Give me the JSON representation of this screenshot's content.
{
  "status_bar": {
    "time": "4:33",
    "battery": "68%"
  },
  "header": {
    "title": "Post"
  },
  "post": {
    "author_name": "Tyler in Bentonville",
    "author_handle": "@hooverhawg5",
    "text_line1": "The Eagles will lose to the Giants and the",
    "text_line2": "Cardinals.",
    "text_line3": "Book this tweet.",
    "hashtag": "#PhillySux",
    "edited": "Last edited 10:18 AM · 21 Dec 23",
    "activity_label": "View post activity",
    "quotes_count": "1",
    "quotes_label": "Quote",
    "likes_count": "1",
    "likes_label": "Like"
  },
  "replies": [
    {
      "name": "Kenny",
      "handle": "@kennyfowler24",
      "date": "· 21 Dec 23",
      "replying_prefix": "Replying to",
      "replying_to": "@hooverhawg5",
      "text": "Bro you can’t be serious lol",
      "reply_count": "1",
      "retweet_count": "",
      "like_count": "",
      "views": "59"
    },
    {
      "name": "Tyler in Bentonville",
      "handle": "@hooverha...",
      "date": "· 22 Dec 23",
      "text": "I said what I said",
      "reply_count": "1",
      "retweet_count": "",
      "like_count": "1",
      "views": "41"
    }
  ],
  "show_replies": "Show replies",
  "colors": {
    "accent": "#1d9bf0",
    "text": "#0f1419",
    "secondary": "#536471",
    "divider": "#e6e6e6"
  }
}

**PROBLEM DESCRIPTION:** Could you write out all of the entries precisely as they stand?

**OUTPUT:**
Give me the JSON representation of this screenshot's content.
{
  "status_bar": {
    "time": "4:33",
    "battery": "68%"
  },
  "header": {
    "title": "Post"
  },
  "post": {
    "author_name": "Tyler in Bentonville",
    "author_handle": "@hooverhawg5",
    "text_line1": "The Eagles will lose to the Giants and the",
    "text_line2": "Cardinals.",
    "text_line3": "Book this tweet.",
    "hashtag": "#PhillySux",
    "edited": "Last edited 10:18 AM · 21 Dec 23",
    "activity_label": "View post activity",
    "quotes_count": "1",
    "quotes_label": "Quote",
    "likes_count": "1",
    "likes_label": "Like"
  },
  "replies": [
    {
      "name": "Kenny",
      "handle": "@kennyfowler24",
      "date": "· 21 Dec 23",
      "replying_prefix": "Replying to",
      "replying_to": "@hooverhawg5",
      "text": "Bro you can’t be serious lol",
      "reply_count": "1",
      "retweet_count": "",
      "like_count": "",
      "views": "59"
    },
    {
      "name": "Tyler in Bentonville",
      "handle": "@hooverha...",
      "date": "· 22 Dec 23",
      "text": "I said what I said",
      "reply_count": "1",
      "retweet_count": "",
      "like_count": "1",
      "views": "41"
    }
  ],
  "show_replies": "Show replies",
  "colors": {
    "accent": "#1d9bf0",
    "text": "#0f1419",
    "secondary": "#536471",
    "divider": "#e6e6e6"
  }
}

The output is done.